The fight against the cuts did not end with the announcement and layoffs in the spring. The Tricultural Committee for University Education at Sudbury was formed by members of local Indigenous communities, representatives of “Save our Sudbury”, as well as the Coalition nord-ontarienne pour une université de langue française à Sudbury. According to the Committee they aim to “build bridges between communities affected by the cuts to programs and positions at Laurentian”.

The press conference brought media together with community leaders to introduce the Committee’s declaration which was just released and is reprinted below. The first speaker from the Committee was Will Morin, an Indigenous leader and former professor of Indigenous Studies who said Laurentian’s “restructuring plans mirrors colonial acts through exclusion of: unions (Labour Studies), women (Gender Studies), First Nations people (Indigenous Studies) and anything that stands in the way of the resource extraction industry.”
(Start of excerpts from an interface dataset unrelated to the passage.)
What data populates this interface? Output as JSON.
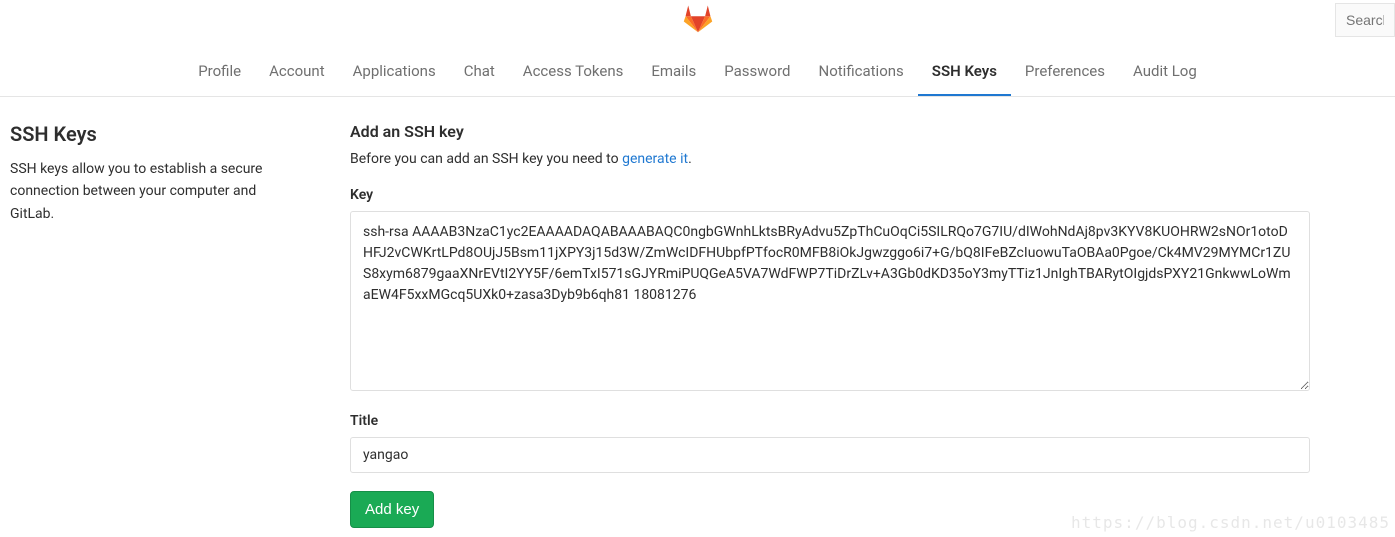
{
  "search": {
    "placeholder": "Search"
  },
  "nav": {
    "tabs": [
      {
        "label": "Profile",
        "active": false
      },
      {
        "label": "Account",
        "active": false
      },
      {
        "label": "Applications",
        "active": false
      },
      {
        "label": "Chat",
        "active": false
      },
      {
        "label": "Access Tokens",
        "active": false
      },
      {
        "label": "Emails",
        "active": false
      },
      {
        "label": "Password",
        "active": false
      },
      {
        "label": "Notifications",
        "active": false
      },
      {
        "label": "SSH Keys",
        "active": true
      },
      {
        "label": "Preferences",
        "active": false
      },
      {
        "label": "Audit Log",
        "active": false
      }
    ]
  },
  "sidebar": {
    "title": "SSH Keys",
    "description": "SSH keys allow you to establish a secure connection between your computer and GitLab."
  },
  "form": {
    "title": "Add an SSH key",
    "info_prefix": "Before you can add an SSH key you need to ",
    "info_link": "generate it",
    "info_suffix": ".",
    "key_label": "Key",
    "key_value": "ssh-rsa AAAAB3NzaC1yc2EAAAADAQABAAABAQC0ngbGWnhLktsBRyAdvu5ZpThCuOqCi5SILRQo7G7IU/dIWohNdAj8pv3KYV8KUOHRW2sNOr1otoDHFJ2vCWKrtLPd8OUjJ5Bsm11jXPY3j15d3W/ZmWcIDFHUbpfPTfocR0MFB8iOkJgwzggo6i7+G/bQ8IFeBZcIuowuTaOBAa0Pgoe/Ck4MV29MYMCr1ZUS8xym6879gaaXNrEVtI2YY5F/6emTxI571sGJYRmiPUQGeA5VA7WdFWP7TiDrZLv+A3Gb0dKD35oY3myTTiz1JnIghTBARytOIgjdsPXY21GnkwwLoWmaEW4F5xxMGcq5UXk0+zasa3Dyb9b6qh81 18081276",
    "title_label": "Title",
    "title_value": "yangao",
    "submit_label": "Add key"
  },
  "watermark": "https://blog.csdn.net/u0103485"
}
The now eliminated Indigenous Studies program was the second of its kind in North America. Canada has only one Indigenous university, First Nations’ University of Canada, in Saskatchewan.
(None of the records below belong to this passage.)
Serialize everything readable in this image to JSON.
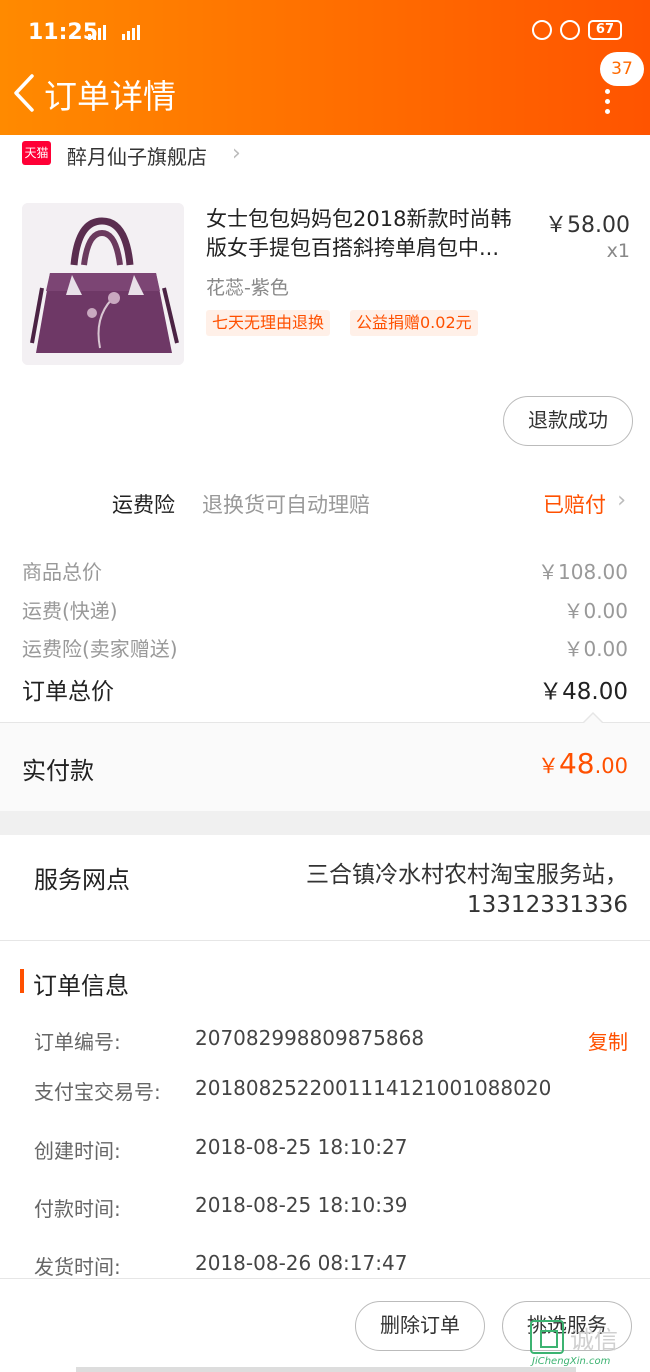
{
  "status_bar": {
    "time": "11:25",
    "network": "2G⁴⁶ 4G⁺",
    "battery": "67"
  },
  "header": {
    "title": "订单详情",
    "badge_count": "37"
  },
  "shop": {
    "platform_badge": "天猫",
    "name": "醉月仙子旗舰店"
  },
  "product": {
    "title_line1": "女士包包妈妈包2018新款时尚韩",
    "title_line2": "版女手提包百搭斜挎单肩包中...",
    "price": "￥58.00",
    "quantity": "x1",
    "sku": "花蕊-紫色",
    "tags": [
      "七天无理由退换",
      "公益捐赠0.02元"
    ],
    "refund_button": "退款成功"
  },
  "freight_insurance": {
    "label": "运费险",
    "description": "退换货可自动理赔",
    "status": "已赔付"
  },
  "summary": {
    "rows": [
      {
        "label": "商品总价",
        "value": "￥108.00"
      },
      {
        "label": "运费(快递)",
        "value": "￥0.00"
      },
      {
        "label": "运费险(卖家赠送)",
        "value": "￥0.00"
      }
    ],
    "total_label": "订单总价",
    "total_value": "￥48.00"
  },
  "paid": {
    "label": "实付款",
    "symbol": "￥",
    "integer": "48",
    "decimal": ".00"
  },
  "service_point": {
    "label": "服务网点",
    "line1": "三合镇冷水村农村淘宝服务站，",
    "line2": "13312331336"
  },
  "order_info": {
    "heading": "订单信息",
    "copy_label": "复制",
    "rows": [
      {
        "key": "订单编号:",
        "value": "207082998809875868"
      },
      {
        "key": "支付宝交易号:",
        "value": "2018082522001114121001088020"
      },
      {
        "key": "创建时间:",
        "value": "2018-08-25 18:10:27"
      },
      {
        "key": "付款时间:",
        "value": "2018-08-25 18:10:39"
      },
      {
        "key": "发货时间:",
        "value": "2018-08-26 08:17:47"
      }
    ]
  },
  "footer": {
    "delete_button": "删除订单",
    "service_button": "挑选服务"
  },
  "watermark": {
    "text": "诚信",
    "url": "JiChengXin.com"
  },
  "colors": {
    "accent": "#ff5000",
    "header_start": "#ff8a00",
    "header_end": "#ff5400",
    "tmall": "#ff0036"
  },
  "icons": {
    "back": "chevron-left-icon",
    "more": "more-vertical-icon",
    "shop_arrow": "chevron-right-icon"
  }
}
Denis Constantineau, spokesperson for the Coalition nord-ontarienne pour une université de langue française, pointed to the fact that Laurentian is still receiving stable funding for French education, despite the fact that they have cut 28 francophone programs. He said that Laurentian had “lost the confidence of the Franco Ontarian community”. The Regroupment des professeur.e.s francophones de Sudbury, representing French speaking professors, voted overwhelmingly in support of establishing a new Francophone university and for the transfer of any remaining French language programs from Laurentian to this newly proposed institution.

The Tricultural Committee is not only calling for the creation of Indigenous and Franco-Ontarian Universities, but they are also calling for change at Laurentian itself. David Leadbeater, a professor of Economics employed at Laurentian until this spring when he was one of approximately 200 employees terminated by the Laurentian Board under the CCAA process, expressed a key demand of the Committee when he stated that Laurentian’s administration and Board of Governors should be replaced, “on account of their multiple failures and incapacity to stand up for Northern Ontario’s communities.”
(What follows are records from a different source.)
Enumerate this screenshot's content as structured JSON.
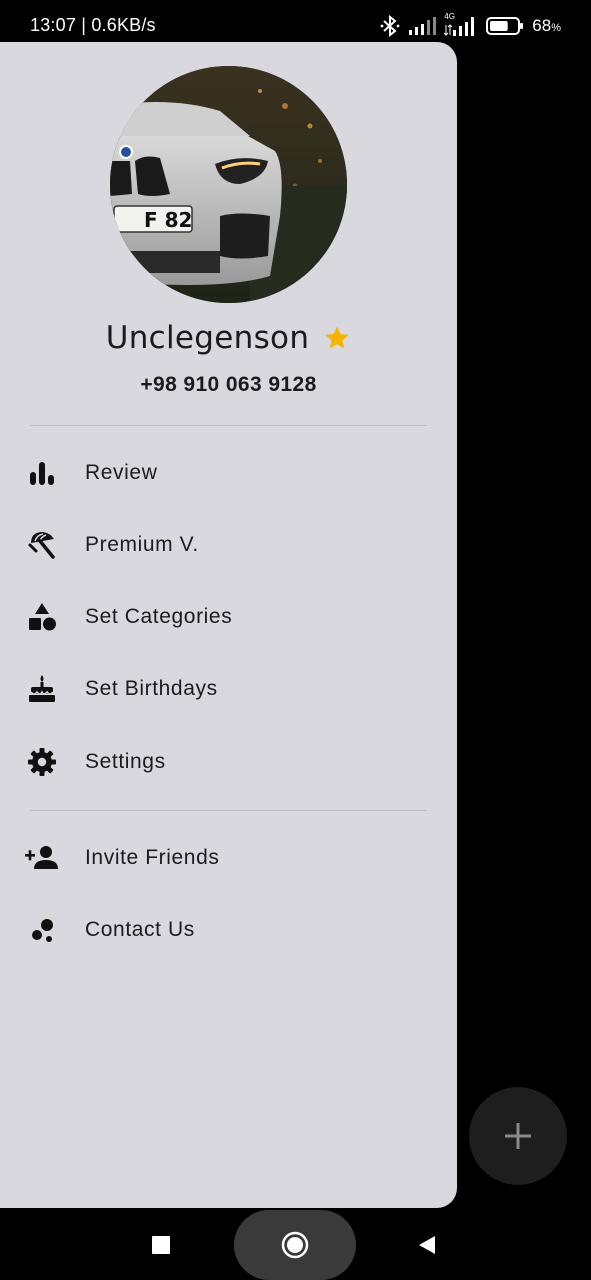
{
  "status_bar": {
    "time": "13:07 | 0.6KB/s",
    "network_label": "4G",
    "battery_percent": "68",
    "battery_unit": "%",
    "battery_level": 0.68
  },
  "profile": {
    "name": "Unclegenson",
    "phone": "+98 910 063 9128",
    "avatar_plate": "F 82",
    "star_color": "#f4b400"
  },
  "menu": {
    "primary": [
      {
        "label": "Review",
        "icon": "bar-chart-icon"
      },
      {
        "label": "Premium V.",
        "icon": "beach-umbrella-icon"
      },
      {
        "label": "Set Categories",
        "icon": "category-shapes-icon"
      },
      {
        "label": "Set Birthdays",
        "icon": "cake-icon"
      },
      {
        "label": "Settings",
        "icon": "gear-icon"
      }
    ],
    "secondary": [
      {
        "label": "Invite Friends",
        "icon": "person-add-icon"
      },
      {
        "label": "Contact Us",
        "icon": "bubble-chart-icon"
      }
    ]
  },
  "fab": {
    "icon": "plus-icon"
  },
  "nav_bar": {
    "recents_icon": "square-icon",
    "home_icon": "circle-icon",
    "back_icon": "triangle-back-icon"
  },
  "colors": {
    "drawer_bg": "#d9d8de",
    "text": "#1d1b20",
    "fab_bg": "#1e1e1e"
  }
}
David Leadbeater has published a recent study on the public funding crisis facing Northern universities criticizing the provincial and federal governments’ policies leading to greater privatization including skyrocketing tuition fees and cuts to arts and basic sciences.

The declaration calls for action from both the Federal and Provincial governments, including “emergency funding and increased long-term funding to support the rebuilding of university education at Sudbury.” It calls for “all provincial and federal emergency funding to rebuild and sustain Indigenous and Francophone programs should go directly to the emerging Indigenous and Franco Ontarian universities, not to Laurentian University.” The declaration makes clear that Laurentian’s bilingualism strategy has been a failure and that the mandate for Laurentian should be changed “to reflect that the leadership and funding for Indigenous and Franco Ontarian education and research has passed forward from Laurentian to the new Indigenous and Franco Ontario universities.”

The Tricultural Committee outlined next steps for their campaign which will include inviting people to sign on to the declaration and join the demands for three “independent universities representing Indigenous, Franco Ontarian, and Anglophone communities with equal rights working mutually for the common good of the peoples and land of Northern Ontario.” The Committee will be hosting townhall meetings, beginning in October to discuss these community demands and the future of post-secondary education in Sudbury.

The “N’Swakamok Reconciliation Declaration: For an Equal and Truthful Trilateral Path to University Restoration at Sudbury” is available in its entirety in French and English here.




Source: Peoplesvoice.ca